▸ **EXERCISE INSTRUCTIONS**
Set all of the entries down again precisely as they are written.

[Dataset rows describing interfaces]
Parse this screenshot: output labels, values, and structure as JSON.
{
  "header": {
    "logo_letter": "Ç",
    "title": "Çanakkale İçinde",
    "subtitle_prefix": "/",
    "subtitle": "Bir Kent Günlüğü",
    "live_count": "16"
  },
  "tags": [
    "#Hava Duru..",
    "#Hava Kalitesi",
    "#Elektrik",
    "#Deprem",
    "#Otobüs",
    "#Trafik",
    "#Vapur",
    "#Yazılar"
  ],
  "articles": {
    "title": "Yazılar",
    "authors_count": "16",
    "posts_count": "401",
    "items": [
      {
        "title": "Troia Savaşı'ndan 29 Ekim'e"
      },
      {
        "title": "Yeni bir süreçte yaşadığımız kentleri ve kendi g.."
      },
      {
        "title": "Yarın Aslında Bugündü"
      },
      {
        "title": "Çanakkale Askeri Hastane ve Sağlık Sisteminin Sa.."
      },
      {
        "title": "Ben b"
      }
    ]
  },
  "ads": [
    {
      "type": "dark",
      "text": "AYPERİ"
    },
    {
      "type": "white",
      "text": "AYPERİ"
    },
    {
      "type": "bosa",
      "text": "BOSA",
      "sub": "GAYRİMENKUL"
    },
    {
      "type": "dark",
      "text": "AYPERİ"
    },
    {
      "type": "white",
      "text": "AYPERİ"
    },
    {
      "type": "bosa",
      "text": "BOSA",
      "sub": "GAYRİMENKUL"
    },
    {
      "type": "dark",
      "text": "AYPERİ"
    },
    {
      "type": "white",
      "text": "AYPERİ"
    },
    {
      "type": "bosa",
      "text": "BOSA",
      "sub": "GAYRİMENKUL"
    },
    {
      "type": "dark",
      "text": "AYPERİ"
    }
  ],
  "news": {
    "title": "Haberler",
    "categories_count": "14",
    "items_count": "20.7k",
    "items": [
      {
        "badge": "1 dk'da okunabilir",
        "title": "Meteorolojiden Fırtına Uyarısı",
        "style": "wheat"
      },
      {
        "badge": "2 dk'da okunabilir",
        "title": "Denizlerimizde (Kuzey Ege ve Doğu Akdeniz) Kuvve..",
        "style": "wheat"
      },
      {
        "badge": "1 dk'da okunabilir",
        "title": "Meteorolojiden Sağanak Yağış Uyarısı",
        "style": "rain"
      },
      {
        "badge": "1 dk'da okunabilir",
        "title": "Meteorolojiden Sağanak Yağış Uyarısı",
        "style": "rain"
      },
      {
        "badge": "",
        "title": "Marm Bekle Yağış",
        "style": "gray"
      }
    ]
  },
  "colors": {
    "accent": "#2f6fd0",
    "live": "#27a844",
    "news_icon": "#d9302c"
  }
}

▸ **RESULT BELOW**
Parse this screenshot: output labels, values, and structure as JSON.
{
  "header": {
    "logo_letter": "Ç",
    "title": "Çanakkale İçinde",
    "subtitle_prefix": "/",
    "subtitle": "Bir Kent Günlüğü",
    "live_count": "16"
  },
  "tags": [
    "#Hava Duru..",
    "#Hava Kalitesi",
    "#Elektrik",
    "#Deprem",
    "#Otobüs",
    "#Trafik",
    "#Vapur",
    "#Yazılar"
  ],
  "articles": {
    "title": "Yazılar",
    "authors_count": "16",
    "posts_count": "401",
    "items": [
      {
        "title": "Troia Savaşı'ndan 29 Ekim'e"
      },
      {
        "title": "Yeni bir süreçte yaşadığımız kentleri ve kendi g.."
      },
      {
        "title": "Yarın Aslında Bugündü"
      },
      {
        "title": "Çanakkale Askeri Hastane ve Sağlık Sisteminin Sa.."
      },
      {
        "title": "Ben b"
      }
    ]
  },
  "ads": [
    {
      "type": "dark",
      "text": "AYPERİ"
    },
    {
      "type": "white",
      "text": "AYPERİ"
    },
    {
      "type": "bosa",
      "text": "BOSA",
      "sub": "GAYRİMENKUL"
    },
    {
      "type": "dark",
      "text": "AYPERİ"
    },
    {
      "type": "white",
      "text": "AYPERİ"
    },
    {
      "type": "bosa",
      "text": "BOSA",
      "sub": "GAYRİMENKUL"
    },
    {
      "type": "dark",
      "text": "AYPERİ"
    },
    {
      "type": "white",
      "text": "AYPERİ"
    },
    {
      "type": "bosa",
      "text": "BOSA",
      "sub": "GAYRİMENKUL"
    },
    {
      "type": "dark",
      "text": "AYPERİ"
    }
  ],
  "news": {
    "title": "Haberler",
    "categories_count": "14",
    "items_count": "20.7k",
    "items": [
      {
        "badge": "1 dk'da okunabilir",
        "title": "Meteorolojiden Fırtına Uyarısı",
        "style": "wheat"
      },
      {
        "badge": "2 dk'da okunabilir",
        "title": "Denizlerimizde (Kuzey Ege ve Doğu Akdeniz) Kuvve..",
        "style": "wheat"
      },
      {
        "badge": "1 dk'da okunabilir",
        "title": "Meteorolojiden Sağanak Yağış Uyarısı",
        "style": "rain"
      },
      {
        "badge": "1 dk'da okunabilir",
        "title": "Meteorolojiden Sağanak Yağış Uyarısı",
        "style": "rain"
      },
      {
        "badge": "",
        "title": "Marm Bekle Yağış",
        "style": "gray"
      }
    ]
  },
  "colors": {
    "accent": "#2f6fd0",
    "live": "#27a844",
    "news_icon": "#d9302c"
  }
}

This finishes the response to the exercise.